Records from a collection:
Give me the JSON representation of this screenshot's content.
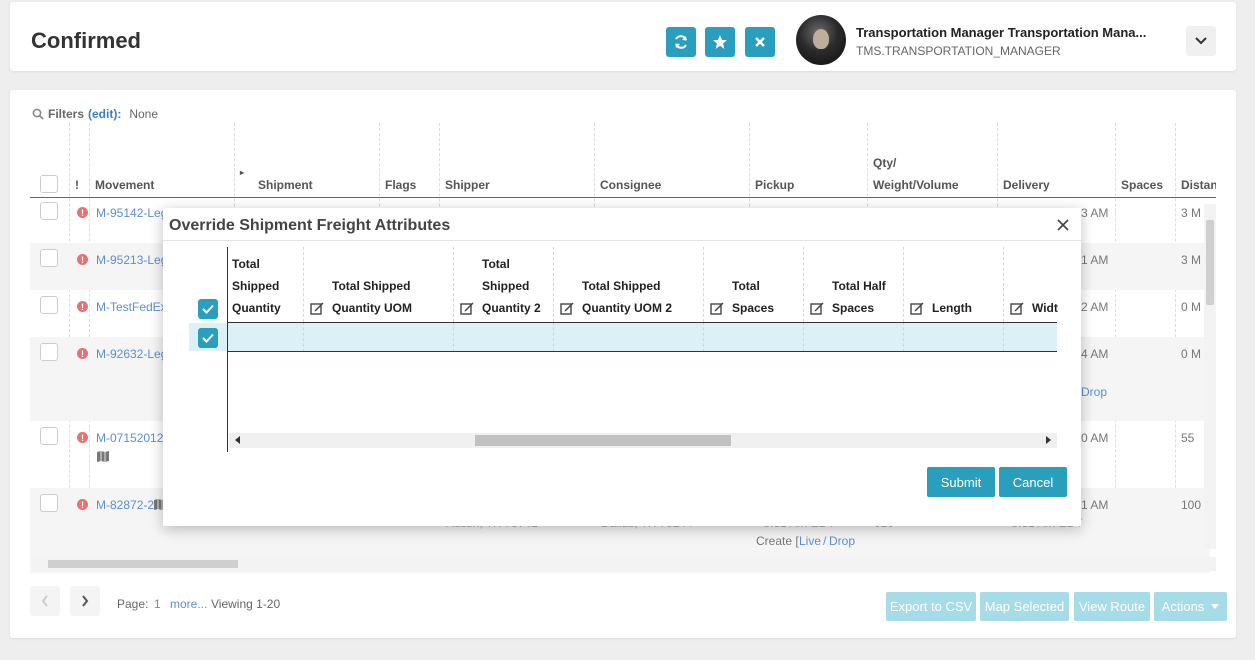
{
  "header": {
    "title": "Confirmed",
    "user_name": "Transportation Manager Transportation Mana...",
    "user_role": "TMS.TRANSPORTATION_MANAGER"
  },
  "filters": {
    "label": "Filters",
    "edit": "(edit):",
    "value": "None"
  },
  "grid": {
    "columns": [
      "!",
      "Movement",
      "Shipment",
      "Flags",
      "Shipper",
      "Consignee",
      "Pickup",
      "Qty/",
      "Weight/Volume",
      "Delivery",
      "Spaces",
      "Distan"
    ],
    "rows": [
      {
        "movement": "M-95142-Leg",
        "delivery": "3 AM",
        "distance": "3 M"
      },
      {
        "movement": "M-95213-Leg",
        "delivery": "1 AM",
        "distance": "3 M"
      },
      {
        "movement": "M-TestFedEx",
        "delivery": "2 AM",
        "distance": "0 M"
      },
      {
        "movement": "M-92632-Leg",
        "delivery": "4 AM",
        "delivery2": "Drop",
        "distance": "0 M"
      },
      {
        "movement": "M-071520120",
        "delivery": "0 AM",
        "distance": "55"
      },
      {
        "movement": "M-82872-2",
        "delivery": "1 AM",
        "distance": "100",
        "shipper": "Austin, TX 78741",
        "consignee": "Dallas, TX 75244",
        "pickup": "- 5:31 AM EDT",
        "qty": "010",
        "delivery_time": "- 5:31 AM EDT",
        "create": "Create [",
        "live": "Live",
        "slash": "/",
        "drop": "Drop"
      }
    ]
  },
  "pager": {
    "page_label": "Page:",
    "page_num": "1",
    "more": "more...",
    "viewing": "Viewing 1-20"
  },
  "actions": {
    "export": "Export to CSV",
    "map_selected": "Map Selected",
    "view_route": "View Route",
    "actions": "Actions"
  },
  "modal": {
    "title": "Override Shipment Freight Attributes",
    "columns": [
      {
        "line1": "Total",
        "line2": "Shipped",
        "line3": "Quantity",
        "editable": false
      },
      {
        "line1": "",
        "line2": "Total Shipped",
        "line3": "Quantity UOM",
        "editable": true
      },
      {
        "line1": "Total",
        "line2": "Shipped",
        "line3": "Quantity 2",
        "editable": true
      },
      {
        "line1": "",
        "line2": "Total Shipped",
        "line3": "Quantity UOM 2",
        "editable": true
      },
      {
        "line1": "",
        "line2": "Total",
        "line3": "Spaces",
        "editable": true
      },
      {
        "line1": "",
        "line2": "Total Half",
        "line3": "Spaces",
        "editable": true
      },
      {
        "line1": "",
        "line2": "",
        "line3": "Length",
        "editable": true
      },
      {
        "line1": "",
        "line2": "",
        "line3": "Widt",
        "editable": true
      }
    ],
    "submit": "Submit",
    "cancel": "Cancel"
  },
  "colors": {
    "accent": "#2a9ebd",
    "link": "#5b8fd0",
    "warning": "#e57373",
    "disabled_button": "#a6dbe8"
  }
}
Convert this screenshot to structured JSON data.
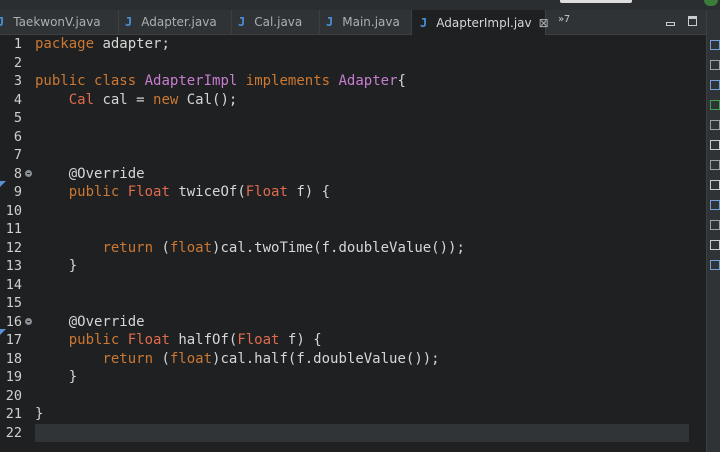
{
  "tabs": [
    {
      "label": "TaekwonV.java",
      "icon": "java-file-icon"
    },
    {
      "label": "Adapter.java",
      "icon": "java-file-icon"
    },
    {
      "label": "Cal.java",
      "icon": "java-file-icon"
    },
    {
      "label": "Main.java",
      "icon": "java-file-icon"
    },
    {
      "label": "AdapterImpl.jav",
      "icon": "java-file-icon",
      "active": true
    }
  ],
  "tab_overflow": "»7",
  "editor": {
    "lines": [
      {
        "n": "1",
        "tokens": [
          [
            "kw",
            "package"
          ],
          [
            "plain",
            " adapter;"
          ]
        ]
      },
      {
        "n": "2",
        "tokens": []
      },
      {
        "n": "3",
        "tokens": [
          [
            "kw",
            "public"
          ],
          [
            "plain",
            " "
          ],
          [
            "kw",
            "class"
          ],
          [
            "plain",
            " "
          ],
          [
            "cls",
            "AdapterImpl"
          ],
          [
            "plain",
            " "
          ],
          [
            "kw",
            "implements"
          ],
          [
            "plain",
            " "
          ],
          [
            "cls",
            "Adapter"
          ],
          [
            "plain",
            "{"
          ]
        ]
      },
      {
        "n": "4",
        "tokens": [
          [
            "plain",
            "    "
          ],
          [
            "ty",
            "Cal"
          ],
          [
            "plain",
            " cal = "
          ],
          [
            "kw",
            "new"
          ],
          [
            "plain",
            " Cal();"
          ]
        ]
      },
      {
        "n": "5",
        "tokens": []
      },
      {
        "n": "6",
        "tokens": []
      },
      {
        "n": "7",
        "tokens": []
      },
      {
        "n": "8",
        "fold": true,
        "tokens": [
          [
            "plain",
            "    @Override"
          ]
        ]
      },
      {
        "n": "9",
        "marker": true,
        "tokens": [
          [
            "plain",
            "    "
          ],
          [
            "kw",
            "public"
          ],
          [
            "plain",
            " "
          ],
          [
            "ty",
            "Float"
          ],
          [
            "plain",
            " twiceOf("
          ],
          [
            "ty",
            "Float"
          ],
          [
            "plain",
            " f) {"
          ]
        ]
      },
      {
        "n": "10",
        "tokens": []
      },
      {
        "n": "11",
        "tokens": []
      },
      {
        "n": "12",
        "tokens": [
          [
            "plain",
            "        "
          ],
          [
            "kw",
            "return"
          ],
          [
            "plain",
            " ("
          ],
          [
            "kw",
            "float"
          ],
          [
            "plain",
            ")cal.twoTime(f.doubleValue());"
          ]
        ]
      },
      {
        "n": "13",
        "tokens": [
          [
            "plain",
            "    }"
          ]
        ]
      },
      {
        "n": "14",
        "tokens": []
      },
      {
        "n": "15",
        "tokens": []
      },
      {
        "n": "16",
        "fold": true,
        "tokens": [
          [
            "plain",
            "    @Override"
          ]
        ]
      },
      {
        "n": "17",
        "marker": true,
        "tokens": [
          [
            "plain",
            "    "
          ],
          [
            "kw",
            "public"
          ],
          [
            "plain",
            " "
          ],
          [
            "ty",
            "Float"
          ],
          [
            "plain",
            " halfOf("
          ],
          [
            "ty",
            "Float"
          ],
          [
            "plain",
            " f) {"
          ]
        ]
      },
      {
        "n": "18",
        "tokens": [
          [
            "plain",
            "        "
          ],
          [
            "kw",
            "return"
          ],
          [
            "plain",
            " ("
          ],
          [
            "kw",
            "float"
          ],
          [
            "plain",
            ")cal.half(f.doubleValue());"
          ]
        ]
      },
      {
        "n": "19",
        "tokens": [
          [
            "plain",
            "    }"
          ]
        ]
      },
      {
        "n": "20",
        "tokens": []
      },
      {
        "n": "21",
        "tokens": [
          [
            "plain",
            "}"
          ]
        ]
      },
      {
        "n": "22",
        "current": true,
        "tokens": []
      }
    ]
  },
  "colors": {
    "background": "#1e2022",
    "keyword": "#cc7832",
    "type": "#e06b4d",
    "class": "#c77dcf",
    "text": "#d6d6d6",
    "java_icon": "#4a8fd8"
  },
  "right_toolbar_icons": [
    "outline-icon",
    "task-icon",
    "tree-icon",
    "run-icon",
    "problems-icon",
    "console-icon",
    "view-icon",
    "hierarchy-icon",
    "debug-icon",
    "terminal-icon",
    "search-icon",
    "monitor-icon"
  ]
}
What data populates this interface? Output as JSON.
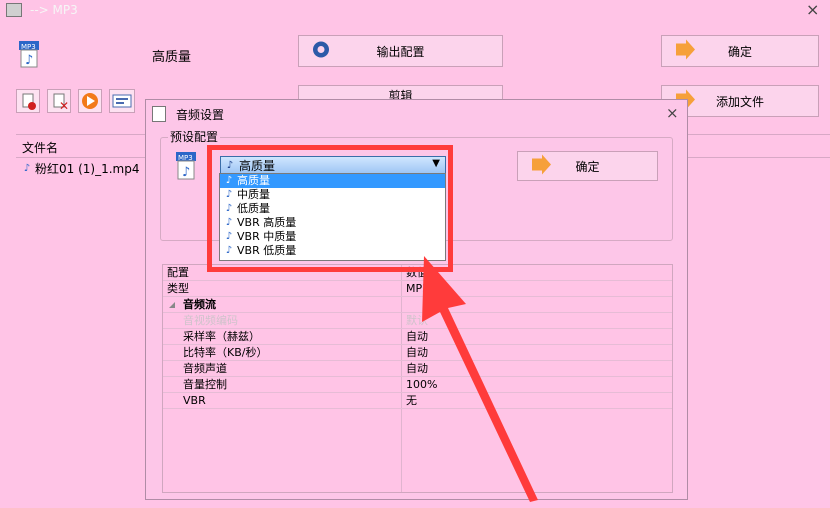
{
  "window": {
    "title": "--> MP3",
    "close_symbol": "×"
  },
  "toolbar": {
    "format_label": "高质量",
    "output_config_label": "输出配置",
    "confirm_label": "确定",
    "add_file_label": "添加文件",
    "edit_label": "剪辑"
  },
  "file_list": {
    "header": "文件名",
    "items": [
      "粉红01 (1)_1.mp4"
    ]
  },
  "dialog": {
    "title": "音频设置",
    "close_symbol": "×",
    "group_label": "预设配置",
    "preset_selected": "高质量",
    "confirm_label": "确定",
    "dropdown_options": [
      "高质量",
      "中质量",
      "低质量",
      "VBR 高质量",
      "VBR 中质量",
      "VBR 低质量"
    ],
    "grid": {
      "col_header_1": "配置",
      "col_header_2": "数值",
      "type_label": "类型",
      "type_value": "MP3",
      "section_label": "音频流",
      "rows": [
        {
          "label": "音视频编码",
          "value": "默认"
        },
        {
          "label": "采样率（赫兹）",
          "value": "自动"
        },
        {
          "label": "比特率（KB/秒）",
          "value": "自动"
        },
        {
          "label": "音频声道",
          "value": "自动"
        },
        {
          "label": "音量控制",
          "value": "100%"
        },
        {
          "label": "VBR",
          "value": "无"
        }
      ]
    }
  },
  "colors": {
    "background": "#ffc4e6",
    "highlight": "#3399ff",
    "annotation": "#ff3b3b"
  }
}
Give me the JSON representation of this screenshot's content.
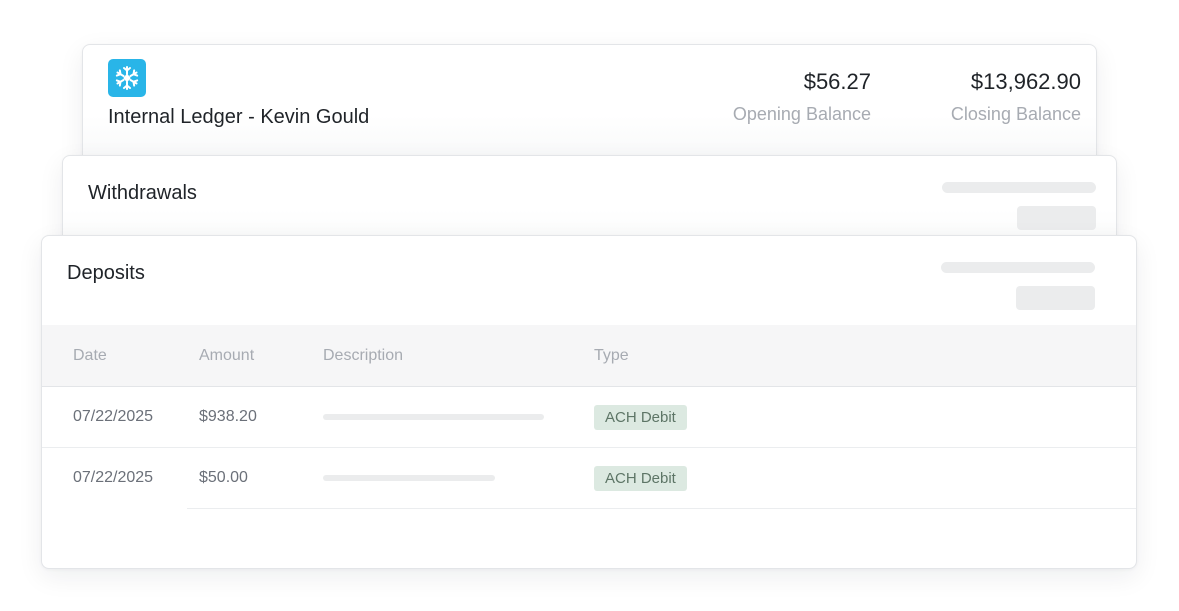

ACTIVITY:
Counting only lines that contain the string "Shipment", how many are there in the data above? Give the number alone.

OUTPUT OF THE TASK:
2